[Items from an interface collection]

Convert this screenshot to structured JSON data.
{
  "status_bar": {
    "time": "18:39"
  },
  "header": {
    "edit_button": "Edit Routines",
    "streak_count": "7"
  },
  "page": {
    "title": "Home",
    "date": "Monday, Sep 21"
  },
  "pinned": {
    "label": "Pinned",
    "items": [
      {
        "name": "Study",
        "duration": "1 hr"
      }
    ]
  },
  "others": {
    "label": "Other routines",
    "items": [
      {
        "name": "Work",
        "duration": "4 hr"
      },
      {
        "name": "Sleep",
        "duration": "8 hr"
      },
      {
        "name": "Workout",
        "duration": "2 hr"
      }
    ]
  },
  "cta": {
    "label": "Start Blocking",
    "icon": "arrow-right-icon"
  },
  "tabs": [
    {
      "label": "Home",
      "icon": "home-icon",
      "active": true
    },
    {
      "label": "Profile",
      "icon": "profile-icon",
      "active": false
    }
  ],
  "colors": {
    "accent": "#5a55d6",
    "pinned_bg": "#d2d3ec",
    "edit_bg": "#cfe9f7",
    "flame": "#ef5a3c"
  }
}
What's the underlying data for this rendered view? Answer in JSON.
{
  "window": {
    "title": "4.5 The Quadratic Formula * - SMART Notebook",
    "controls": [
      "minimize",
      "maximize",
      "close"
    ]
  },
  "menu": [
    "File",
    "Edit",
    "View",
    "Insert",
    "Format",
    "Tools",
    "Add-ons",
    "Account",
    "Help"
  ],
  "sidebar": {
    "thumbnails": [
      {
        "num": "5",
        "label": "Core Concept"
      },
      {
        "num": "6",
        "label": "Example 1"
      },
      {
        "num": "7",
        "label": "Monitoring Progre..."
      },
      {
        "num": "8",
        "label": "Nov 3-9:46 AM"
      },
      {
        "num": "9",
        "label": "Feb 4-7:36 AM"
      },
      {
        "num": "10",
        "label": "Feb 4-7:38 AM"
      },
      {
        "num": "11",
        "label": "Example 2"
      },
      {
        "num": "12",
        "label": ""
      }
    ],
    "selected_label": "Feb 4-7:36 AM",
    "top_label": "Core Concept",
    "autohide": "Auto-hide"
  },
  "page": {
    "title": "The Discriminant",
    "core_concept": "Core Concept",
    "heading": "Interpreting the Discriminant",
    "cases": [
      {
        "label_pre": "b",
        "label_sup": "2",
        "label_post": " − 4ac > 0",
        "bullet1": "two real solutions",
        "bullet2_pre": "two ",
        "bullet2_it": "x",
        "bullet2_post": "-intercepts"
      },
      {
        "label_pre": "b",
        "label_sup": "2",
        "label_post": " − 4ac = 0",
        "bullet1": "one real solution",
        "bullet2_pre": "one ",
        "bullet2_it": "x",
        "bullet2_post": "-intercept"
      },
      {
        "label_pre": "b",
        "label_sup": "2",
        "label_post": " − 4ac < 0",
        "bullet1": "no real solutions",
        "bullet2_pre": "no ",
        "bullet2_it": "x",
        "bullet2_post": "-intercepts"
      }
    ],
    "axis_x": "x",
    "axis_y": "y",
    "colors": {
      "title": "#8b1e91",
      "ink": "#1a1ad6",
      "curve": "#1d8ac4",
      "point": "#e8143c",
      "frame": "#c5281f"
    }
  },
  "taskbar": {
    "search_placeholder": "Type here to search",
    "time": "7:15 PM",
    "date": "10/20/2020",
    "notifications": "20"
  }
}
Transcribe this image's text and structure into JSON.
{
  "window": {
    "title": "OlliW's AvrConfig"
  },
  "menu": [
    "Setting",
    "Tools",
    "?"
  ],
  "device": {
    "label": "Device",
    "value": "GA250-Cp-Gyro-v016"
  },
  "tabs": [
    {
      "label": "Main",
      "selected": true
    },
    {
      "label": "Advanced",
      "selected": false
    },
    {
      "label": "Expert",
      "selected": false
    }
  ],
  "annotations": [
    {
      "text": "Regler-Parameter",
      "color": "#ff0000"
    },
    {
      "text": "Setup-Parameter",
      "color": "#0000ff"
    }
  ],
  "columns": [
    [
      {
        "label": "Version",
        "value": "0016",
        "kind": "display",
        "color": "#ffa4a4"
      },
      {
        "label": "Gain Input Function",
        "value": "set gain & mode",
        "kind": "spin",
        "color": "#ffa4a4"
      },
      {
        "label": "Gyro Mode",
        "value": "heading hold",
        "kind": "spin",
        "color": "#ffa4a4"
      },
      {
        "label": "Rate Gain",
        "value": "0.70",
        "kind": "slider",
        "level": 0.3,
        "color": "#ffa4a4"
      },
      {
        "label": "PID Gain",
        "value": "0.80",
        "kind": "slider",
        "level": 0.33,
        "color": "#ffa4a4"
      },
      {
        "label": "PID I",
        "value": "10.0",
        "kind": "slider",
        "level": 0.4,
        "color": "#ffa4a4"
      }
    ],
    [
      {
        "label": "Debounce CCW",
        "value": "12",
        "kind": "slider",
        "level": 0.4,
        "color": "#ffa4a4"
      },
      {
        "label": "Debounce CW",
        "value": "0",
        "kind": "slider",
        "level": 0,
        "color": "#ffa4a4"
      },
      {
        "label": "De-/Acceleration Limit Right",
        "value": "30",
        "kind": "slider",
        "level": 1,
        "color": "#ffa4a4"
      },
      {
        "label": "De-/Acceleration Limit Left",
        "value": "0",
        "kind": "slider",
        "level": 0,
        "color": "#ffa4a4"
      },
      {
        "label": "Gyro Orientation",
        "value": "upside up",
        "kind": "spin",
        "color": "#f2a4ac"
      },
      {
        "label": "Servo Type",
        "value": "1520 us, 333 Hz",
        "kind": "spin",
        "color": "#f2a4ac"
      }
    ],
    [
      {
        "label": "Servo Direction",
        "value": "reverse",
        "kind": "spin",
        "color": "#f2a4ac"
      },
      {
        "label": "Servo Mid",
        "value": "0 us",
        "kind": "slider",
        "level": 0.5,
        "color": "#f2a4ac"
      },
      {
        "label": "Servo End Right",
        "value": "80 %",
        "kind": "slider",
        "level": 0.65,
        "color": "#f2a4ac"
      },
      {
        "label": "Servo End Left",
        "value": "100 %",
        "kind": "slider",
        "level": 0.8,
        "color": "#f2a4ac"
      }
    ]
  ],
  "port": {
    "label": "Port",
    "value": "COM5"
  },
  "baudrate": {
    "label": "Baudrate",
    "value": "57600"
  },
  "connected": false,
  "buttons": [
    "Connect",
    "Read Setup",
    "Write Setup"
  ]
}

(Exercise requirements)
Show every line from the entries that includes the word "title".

(Output below)
    "title": "Home",
    "title": "4.5 The Quadratic Formula * - SMART Notebook",
    "title": "The Discriminant",
      "title": "#8b1e91",
    "title": "OlliW's AvrConfig"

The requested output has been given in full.